TASK REQUIREMENTS
Could you filter the material and copy every line where the word "Carlos" occurs?

EXERCISE MATERIALS

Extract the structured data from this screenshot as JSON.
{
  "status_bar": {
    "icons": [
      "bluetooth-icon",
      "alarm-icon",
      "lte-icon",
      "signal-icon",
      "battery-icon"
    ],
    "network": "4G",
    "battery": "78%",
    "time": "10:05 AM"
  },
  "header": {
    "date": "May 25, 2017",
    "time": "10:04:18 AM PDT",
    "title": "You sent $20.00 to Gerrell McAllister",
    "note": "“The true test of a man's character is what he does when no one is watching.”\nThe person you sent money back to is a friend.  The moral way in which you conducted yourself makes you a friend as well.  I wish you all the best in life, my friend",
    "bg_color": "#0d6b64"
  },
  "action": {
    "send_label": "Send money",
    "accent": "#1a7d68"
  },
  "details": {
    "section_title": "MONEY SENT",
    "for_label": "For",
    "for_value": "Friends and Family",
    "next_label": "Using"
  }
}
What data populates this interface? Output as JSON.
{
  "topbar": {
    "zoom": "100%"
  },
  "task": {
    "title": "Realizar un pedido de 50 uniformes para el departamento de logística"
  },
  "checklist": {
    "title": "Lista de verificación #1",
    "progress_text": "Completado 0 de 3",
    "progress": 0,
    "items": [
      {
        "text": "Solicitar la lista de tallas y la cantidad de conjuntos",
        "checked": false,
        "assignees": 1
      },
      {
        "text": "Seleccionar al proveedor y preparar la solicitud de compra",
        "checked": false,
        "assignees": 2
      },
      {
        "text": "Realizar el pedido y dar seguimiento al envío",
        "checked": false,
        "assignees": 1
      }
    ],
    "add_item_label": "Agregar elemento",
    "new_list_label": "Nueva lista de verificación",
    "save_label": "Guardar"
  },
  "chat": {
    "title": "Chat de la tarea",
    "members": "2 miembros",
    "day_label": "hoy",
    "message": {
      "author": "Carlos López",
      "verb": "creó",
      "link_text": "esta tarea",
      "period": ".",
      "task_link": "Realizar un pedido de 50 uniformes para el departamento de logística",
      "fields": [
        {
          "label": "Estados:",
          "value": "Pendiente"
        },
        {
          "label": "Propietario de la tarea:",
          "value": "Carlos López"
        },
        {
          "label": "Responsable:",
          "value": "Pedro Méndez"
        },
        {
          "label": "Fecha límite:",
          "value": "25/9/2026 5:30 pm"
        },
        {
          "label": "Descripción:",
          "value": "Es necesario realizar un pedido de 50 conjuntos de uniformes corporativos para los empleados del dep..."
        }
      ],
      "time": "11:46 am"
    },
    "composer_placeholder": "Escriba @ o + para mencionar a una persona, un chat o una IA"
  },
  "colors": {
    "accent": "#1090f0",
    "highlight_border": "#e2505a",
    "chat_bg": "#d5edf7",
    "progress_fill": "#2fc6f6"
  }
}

WORKED SOLUTION
      "author": "Carlos López",
          "value": "Carlos López"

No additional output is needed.